Medtech assessor Elektra Labs is offering free evaluations of COVID-19 biosensors to doctors

As COVID-19 cases in the U.S. continue to spike and doctors and researchers try to marshal any and all technological resources to help patients, understand the disease and fight off the spread of the epidemic, one startup that monitors and evaluates medical device technology is offering its services for free so doctors can understand the tools at their disposal.

San Francisco-based Elektra Labs was co-founded by a former official at the Food and Drug Administration and a Harvard-trained physician working at Massachusetts General Hospital, to provide clear and accurate assessments of the security, validity and viability of new biosensors coming to market.

The company said that it will now make available for free to clinicians and researchers its assessments of medical devices that are pitching symptom monitoring technologies for COVID-19.

As the number of infected people in the U.S. reaches 2.5 million and the nightmare scenario that health experts warned about becomes a reality with capacity in hospitals overwhelmed by sick patients, the healthcare industry is turning to digital services like telemedicine not because they want to, but because they must.

“The ability to reliably assess patients’ vital signs remotely is a powerful way to improve the utility of telemedicine,” said Elektra Labs co-founder Dr. Sofia Warner, who has been treating COVID-19 patients on the front line at Massachusetts General Hospital, in a statement. “Having a sense of what connected sensors are validated for which measurements is important for providers to know.” 

Digital monitoring and technology tools aren’t just for treating patients.
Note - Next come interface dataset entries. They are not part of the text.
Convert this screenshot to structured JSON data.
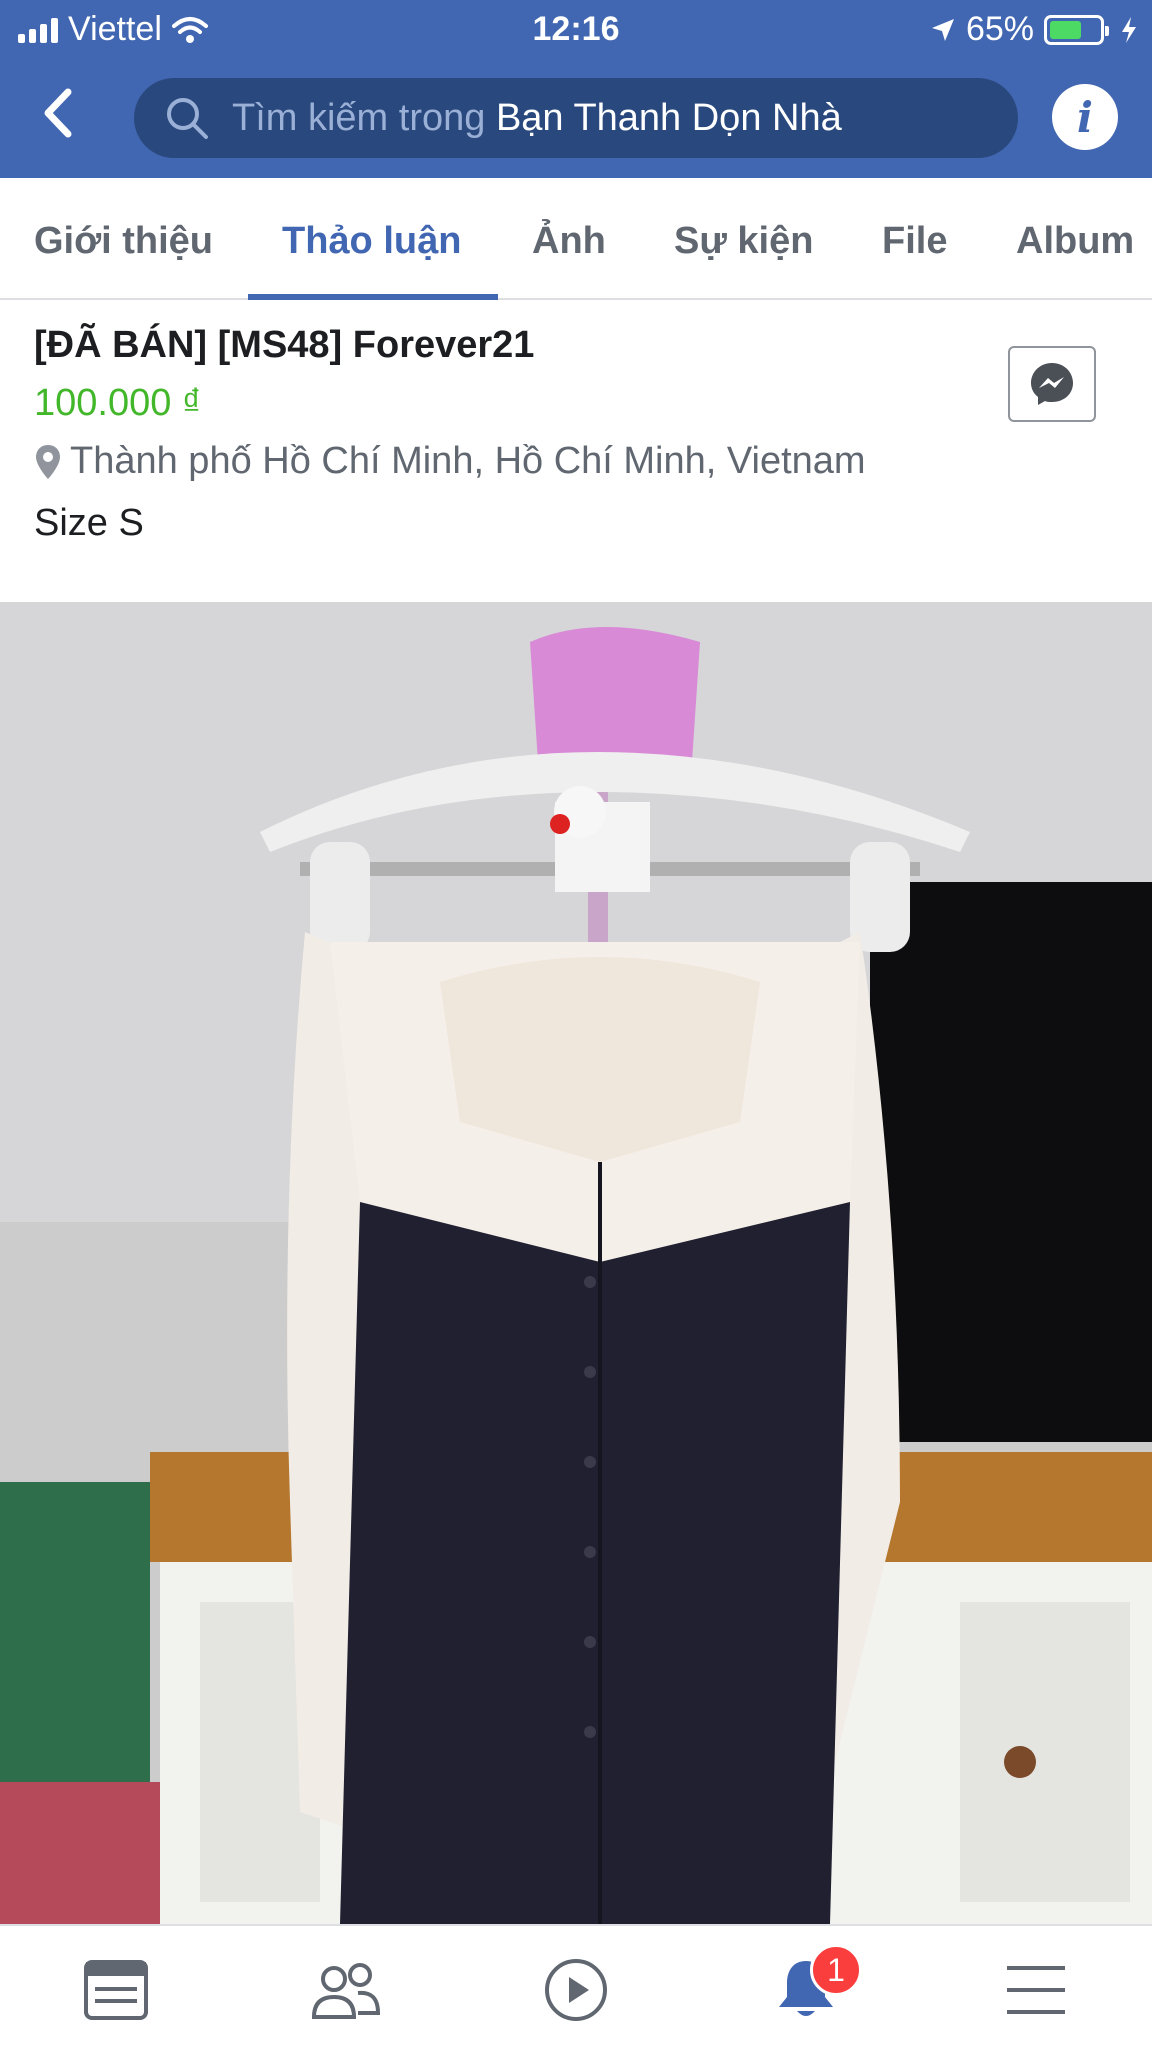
{
  "status_bar": {
    "carrier": "Viettel",
    "time": "12:16",
    "battery_percent": "65%",
    "battery_level": 0.65,
    "icons": [
      "signal-icon",
      "wifi-icon",
      "location-arrow-icon",
      "battery-icon",
      "charging-icon"
    ]
  },
  "header": {
    "search_placeholder": "Tìm kiếm trong",
    "search_group": "Bạn Thanh Dọn Nhà",
    "icons": [
      "back-icon",
      "search-icon",
      "info-icon"
    ]
  },
  "tabs": [
    {
      "label": "Giới thiệu",
      "active": false
    },
    {
      "label": "Thảo luận",
      "active": true
    },
    {
      "label": "Ảnh",
      "active": false
    },
    {
      "label": "Sự kiện",
      "active": false
    },
    {
      "label": "File",
      "active": false
    },
    {
      "label": "Album",
      "active": false
    }
  ],
  "post": {
    "title": "[ĐÃ BÁN] [MS48] Forever21",
    "price": "100.000 ₫",
    "location": "Thành phố Hồ Chí Minh, Hồ Chí Minh, Vietnam",
    "description": "Size S",
    "icons": [
      "location-pin-icon",
      "messenger-icon"
    ]
  },
  "bottom_nav": {
    "items": [
      "news-feed-icon",
      "groups-icon",
      "watch-icon",
      "notifications-icon",
      "menu-icon"
    ],
    "notification_badge": "1"
  },
  "colors": {
    "brand": "#4267b2",
    "search_bg": "#29487d",
    "price_green": "#42b72a",
    "badge_red": "#fa3e3e"
  }
}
The pharmaceutical industry is using the same tech to help with clinical trials to test new drugs and treatments since in-person trials have ground to a halt.

“Many pharmaceutical companies running large, critical, and expensive clinical trials are quickly working to adapt their studies to maintain progress and keep patients safe amid the pandemic,” said Ariel Stern, PhD, faculty at the Harvard-MIT Center for Regulatory Sciences, in a statement. “These companies are racing to determine which products are not only safe and effective, but also easy for study participants to deploy at home.”

Elektra Labs has developed what amounts to a nutrition label for objective measures around the validation, usability, utility, security and data governance components of connected sensor and it actually published the methodology behind its scoring framework in Nature Digital Medicine earlier this year. 

Backed by venture capital firms including Founder Collective, Boost VC, Lux Capital, Maverick Ventures, Village Global and Arkitekt Ventures, the early-stage startup has already found a welcome reception among pharmaceutical companies and researchers.

“Technology has moved faster than our ability to safeguard ourselves,” said Elektra Labs CEO Andy Coravos. “I co-founded Elektra to make it easier and safer to care for people at home, and never has this been more important than during the COVID-19 crisis. I’m thrilled to donate use of the Atlas platform to those working to treat patients and innovate in healthcare throughout the pandemic.”

Unlike Apple’s initiative to label apps in the app store based on the way they use and reuse personal data, Elektra Labs’ scoring and ranking information won’t be available to everyone.

Instead, the data will be available only to clinicians moving to virtual care, researchers organizing decentralized clinical trials and public health officials examining tools for population health monitoring.

The idea is to enable doctors and researchers to determine which biometric monitoring tools they might use to supplement video visits or track patients in a study are safe and effective for patients to use at home.